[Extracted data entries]
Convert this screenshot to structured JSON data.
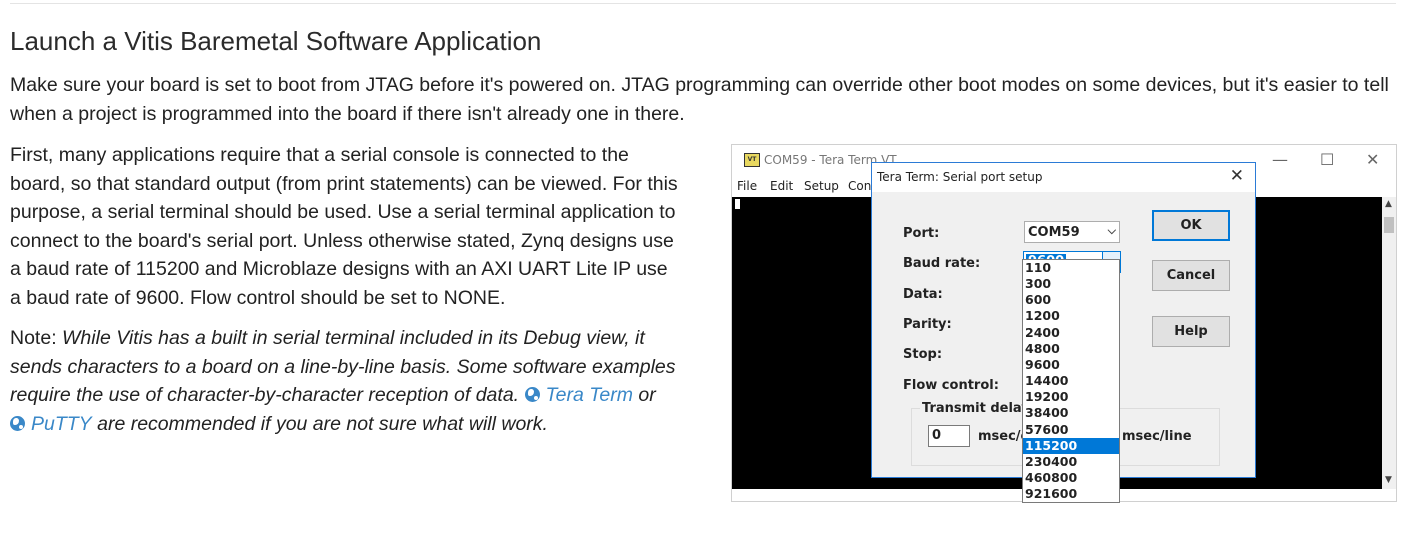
{
  "heading": "Launch a Vitis Baremetal Software Application",
  "intro": "Make sure your board is set to boot from JTAG before it's powered on. JTAG programming can override other boot modes on some devices, but it's easier to tell when a project is programmed into the board if there isn't already one in there.",
  "body": "First, many applications require that a serial console is connected to the board, so that standard output (from print statements) can be viewed. For this purpose, a serial terminal should be used. Use a serial terminal application to connect to the board's serial port. Unless otherwise stated, Zynq designs use a baud rate of 115200 and Microblaze designs with an AXI UART Lite IP use a baud rate of 9600. Flow control should be set to NONE.",
  "note": {
    "label": "Note:",
    "text1": "While Vitis has a built in serial terminal included in its Debug view, it sends characters to a board on a line-by-line basis. Some software examples require the use of character-by-character reception of data.",
    "link1": "Tera Term",
    "or": "or",
    "link2": "PuTTY",
    "text2": "are recommended if you are not sure what will work."
  },
  "screenshot": {
    "window_title": "COM59 - Tera Term VT",
    "vt_icon_text": "VT",
    "controls": {
      "minimize": "—",
      "maximize": "☐",
      "close": "✕"
    },
    "menu": [
      "File",
      "Edit",
      "Setup",
      "Con"
    ],
    "dialog": {
      "title": "Tera Term: Serial port setup",
      "close": "✕",
      "labels": {
        "port": "Port:",
        "baud": "Baud rate:",
        "data": "Data:",
        "parity": "Parity:",
        "stop": "Stop:",
        "flow": "Flow control:"
      },
      "port_value": "COM59",
      "baud_value": "9600",
      "buttons": {
        "ok": "OK",
        "cancel": "Cancel",
        "help": "Help"
      },
      "transmit_delay": {
        "label": "Transmit delay",
        "value": "0",
        "unit1": "msec/c",
        "unit2": "msec/line"
      },
      "baud_options": [
        "110",
        "300",
        "600",
        "1200",
        "2400",
        "4800",
        "9600",
        "14400",
        "19200",
        "38400",
        "57600",
        "115200",
        "230400",
        "460800",
        "921600"
      ],
      "baud_highlighted": "115200"
    }
  }
}
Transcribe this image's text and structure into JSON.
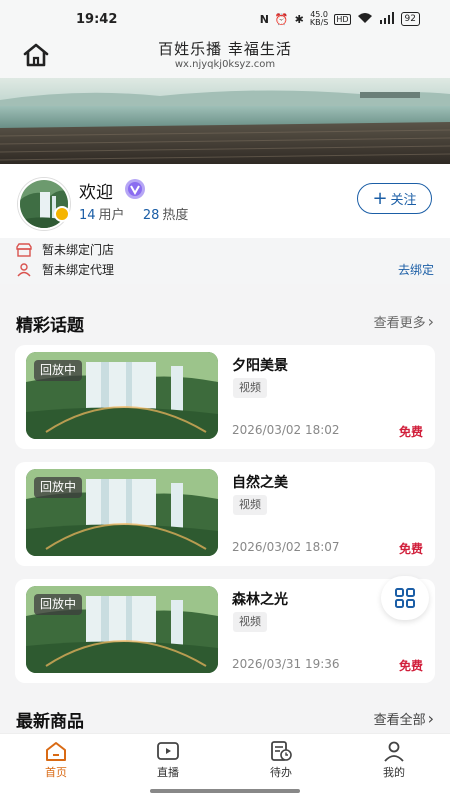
{
  "statusbar": {
    "time": "19:42",
    "speed": "45.0",
    "speed_unit": "KB/S",
    "battery": "92"
  },
  "header": {
    "title": "百姓乐播 幸福生活",
    "subtitle": "wx.njyqkj0ksyz.com"
  },
  "profile": {
    "welcome": "欢迎",
    "users_count": "14",
    "users_label": "用户",
    "heat_count": "28",
    "heat_label": "热度",
    "follow_label": "关注"
  },
  "binding": {
    "store": "暂未绑定门店",
    "agent": "暂未绑定代理",
    "bind_link": "去绑定"
  },
  "topics": {
    "title": "精彩话题",
    "more": "查看更多",
    "items": [
      {
        "status": "回放中",
        "title": "夕阳美景",
        "tag": "视频",
        "time": "2026/03/02 18:02",
        "price": "免费"
      },
      {
        "status": "回放中",
        "title": "自然之美",
        "tag": "视频",
        "time": "2026/03/02 18:07",
        "price": "免费"
      },
      {
        "status": "回放中",
        "title": "森林之光",
        "tag": "视频",
        "time": "2026/03/31 19:36",
        "price": "免费"
      }
    ]
  },
  "products": {
    "title": "最新商品",
    "more": "查看全部"
  },
  "nav": {
    "items": [
      {
        "label": "首页",
        "icon": "home-icon"
      },
      {
        "label": "直播",
        "icon": "live-icon"
      },
      {
        "label": "待办",
        "icon": "todo-icon"
      },
      {
        "label": "我的",
        "icon": "profile-icon"
      }
    ]
  },
  "colors": {
    "accent": "#1b5ea6",
    "active_nav": "#d96a14",
    "free": "#d11f3b"
  }
}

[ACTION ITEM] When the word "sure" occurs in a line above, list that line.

[EXPECTED OUTPUT]
  "intro": "Make sure your board is set to boot from JTAG before it's powered on. JTAG programming can override other boot modes on some devices, but it's easier to tell when a project is programmed into the board if there isn't already one in there.",
    "text2": "are recommended if you are not sure what will work."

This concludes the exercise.